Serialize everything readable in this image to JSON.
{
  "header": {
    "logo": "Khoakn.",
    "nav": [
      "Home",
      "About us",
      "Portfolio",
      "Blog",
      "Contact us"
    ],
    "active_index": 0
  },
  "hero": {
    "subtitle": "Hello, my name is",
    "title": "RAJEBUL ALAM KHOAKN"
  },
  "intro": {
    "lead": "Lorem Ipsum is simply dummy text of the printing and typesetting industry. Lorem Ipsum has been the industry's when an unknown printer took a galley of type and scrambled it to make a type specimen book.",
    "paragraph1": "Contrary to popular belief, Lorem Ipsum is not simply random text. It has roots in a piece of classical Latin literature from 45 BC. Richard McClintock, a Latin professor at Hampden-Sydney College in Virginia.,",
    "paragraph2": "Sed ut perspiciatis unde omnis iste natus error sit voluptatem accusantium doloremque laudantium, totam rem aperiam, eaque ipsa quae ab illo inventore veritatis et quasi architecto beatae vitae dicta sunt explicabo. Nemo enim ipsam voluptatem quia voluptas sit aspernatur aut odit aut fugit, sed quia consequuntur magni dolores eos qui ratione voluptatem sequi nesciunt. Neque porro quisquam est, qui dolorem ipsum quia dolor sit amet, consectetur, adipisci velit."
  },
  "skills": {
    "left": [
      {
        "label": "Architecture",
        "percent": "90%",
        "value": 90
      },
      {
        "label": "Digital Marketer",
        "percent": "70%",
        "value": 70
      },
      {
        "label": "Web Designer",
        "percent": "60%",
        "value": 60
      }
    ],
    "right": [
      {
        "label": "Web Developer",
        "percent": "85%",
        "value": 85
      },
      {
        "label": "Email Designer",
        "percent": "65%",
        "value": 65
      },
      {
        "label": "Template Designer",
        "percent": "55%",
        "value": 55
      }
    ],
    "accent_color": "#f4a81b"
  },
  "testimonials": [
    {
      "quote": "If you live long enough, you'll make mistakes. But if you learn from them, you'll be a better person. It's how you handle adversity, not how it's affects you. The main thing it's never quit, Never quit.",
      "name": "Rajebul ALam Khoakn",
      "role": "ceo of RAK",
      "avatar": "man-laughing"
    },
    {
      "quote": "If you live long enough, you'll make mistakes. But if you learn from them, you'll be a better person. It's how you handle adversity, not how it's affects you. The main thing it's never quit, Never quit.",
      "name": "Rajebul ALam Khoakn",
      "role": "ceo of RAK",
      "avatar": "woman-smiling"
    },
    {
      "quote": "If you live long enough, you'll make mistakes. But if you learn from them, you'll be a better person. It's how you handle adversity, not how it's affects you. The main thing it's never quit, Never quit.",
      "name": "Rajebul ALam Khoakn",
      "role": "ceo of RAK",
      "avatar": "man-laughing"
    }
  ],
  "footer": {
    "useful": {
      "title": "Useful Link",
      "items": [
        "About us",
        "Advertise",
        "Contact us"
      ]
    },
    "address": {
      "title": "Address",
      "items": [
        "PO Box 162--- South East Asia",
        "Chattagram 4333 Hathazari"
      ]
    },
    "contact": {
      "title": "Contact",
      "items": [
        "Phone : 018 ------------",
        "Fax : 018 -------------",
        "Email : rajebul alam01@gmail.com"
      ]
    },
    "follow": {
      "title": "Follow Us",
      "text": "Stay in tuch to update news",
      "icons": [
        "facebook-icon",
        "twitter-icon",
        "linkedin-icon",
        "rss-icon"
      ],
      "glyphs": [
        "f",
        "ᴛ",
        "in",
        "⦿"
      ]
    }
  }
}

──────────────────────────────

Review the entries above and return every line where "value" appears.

# RESPONSE:
        "value": 90
        "value": 70
        "value": 60
        "value": 85
        "value": 65
        "value": 55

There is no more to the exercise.